This tax argument comes from the idea of Ricardian equivalence, first presented by the 19th century economist David Ricardo who proposed that any government spending would need to be offset in the future by increased government taxes to pay for it.  Of Ricardo’s many contributions to economics, this was not one that proved to be correct.  Ricardian equivalence has been repeatedly shown to not operate in the way he posited and certainly not to produce the harm that its modern adherents profess.  It all comes down to the nature of economic growth.  If the money spent now helps the economy grow, then the total government revenue will be higher in the future without having to increase taxes.  The economic pie will be larger.
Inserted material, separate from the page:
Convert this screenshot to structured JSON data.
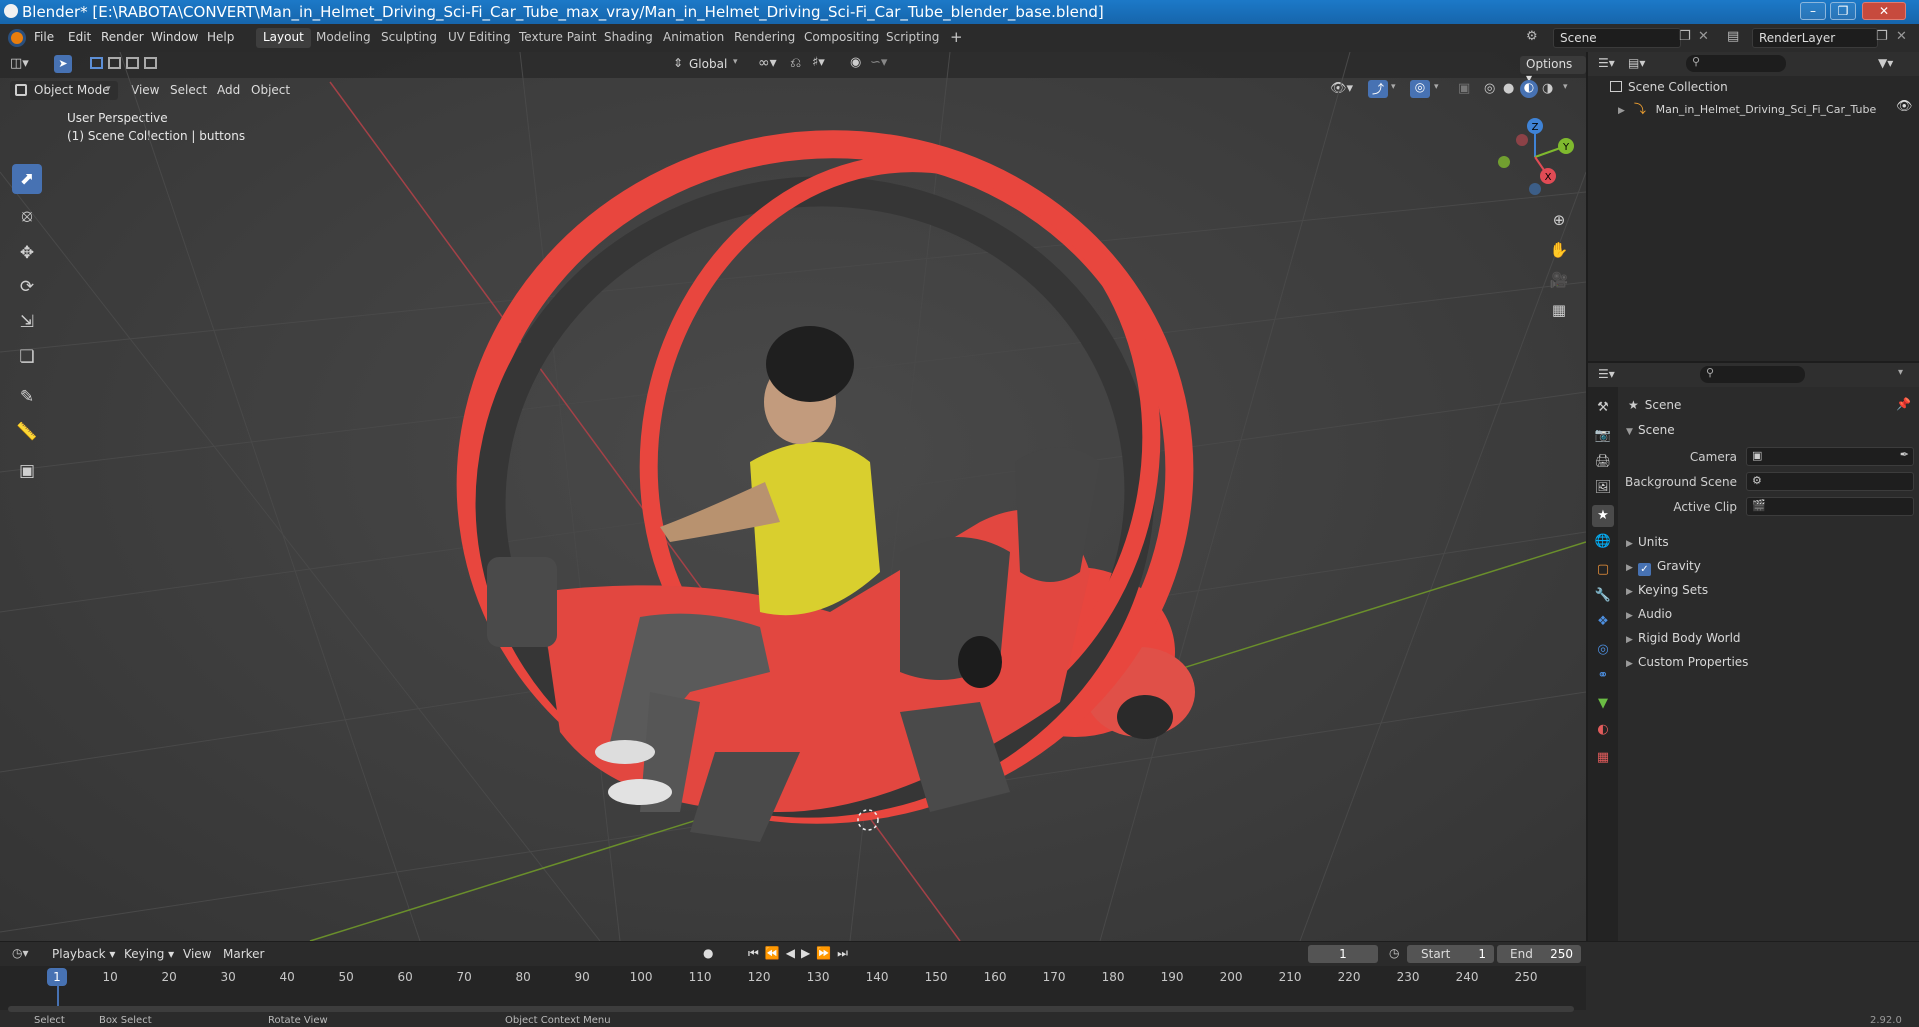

The second half of the argument, that a deficit will affect business confidence, was an idea created by austerity advocates in Europe in order to justify massive cuts during a recession and it certainly hasn’t helped them.  Research on business confidence shows that it is not in any appreciable way affected by deficit spending, it is more affected by the overall health of the economy – which includes overall growth and stability, something that targeted deficit spending will help.

What about the second form of criticism?  Should Canadians be worried that this budget will open the flood gates and drive Canada back into a widening debt spiral that forces a future government into slashing social programs and causing pain for millions of people?  I don’t think this fear is very justified at this point.  The pain of the 1990s was a unique situation for Canada.  Its government had run a huge structural deficit for almost two decades, no government had the political will to try to rein in spending incrementally, and the spending had lost its growth effects.

This situation is different.

The current government has indicated that they are committed to eliminating the deficit in the future; which, unless you believe politicians will tell barefaced lies routinely, should be seen as a credible commitment to not keep spending too high.  Second, this deficit spending is intended to increase economic growth which should increase government revenues over time causing the deficit to shrink.  This is further reinforced by the government’s commitment – which was kept by this budget – to keep the debt-to-GDP ratio constant or decrease it.

This brings up one last issue with the budget: is the spending even necessary to create growth in Canada?  The opposition Conservative party says no; they argue that Canada is doing fine when compared to other countries.  In this sense, they’re right.  We are doing fine, relative to other countries; but that doesn’t mean we are doing well.  Let’s remember what’s happening in those other countries.  Europe is in the middle of an ongoing economic crisis with total growth for the Eurozone at less than 0.5% last year.  The UK is still struggling along slightly better, reaching slightly higher than 0.5% growth at the end of last year.  The US is doing the best at a little over 2% growth in 2015.  But what about Canada?  Its growth was 0.6% at the end of 2015.  In fact, Canadian growth has been less than 1% since 2012.  So, while Canada may not be in a recession, it is definitely stuck in a low growth period and the Bank of Canada has done everything it can to lift it out of these growth doldrums.  Given these facts, fiscal policy is something that the government should definitely undertake to both boost growth and take pressure off the Bank of Canada so that it can have the breathing room to operate in a more ‘normal’ fashion.

In the face of all this evidence, deficits should be seen not as a necessary evil or something to be avoided, but rather as a policy tool that should be used responsibly by the government to help an ailing economy.  Without some sort of action to promote Canadian economic growth, Canadian incomes will stagnate and job creation will stay low.  The best way to help the Canadian middle class – which all politicians these days are advocating for – is to create strong economic growth; and the best way for the government to do that given the current economic reality, both internationally and in Canada, is to spend money on growth promoting projects.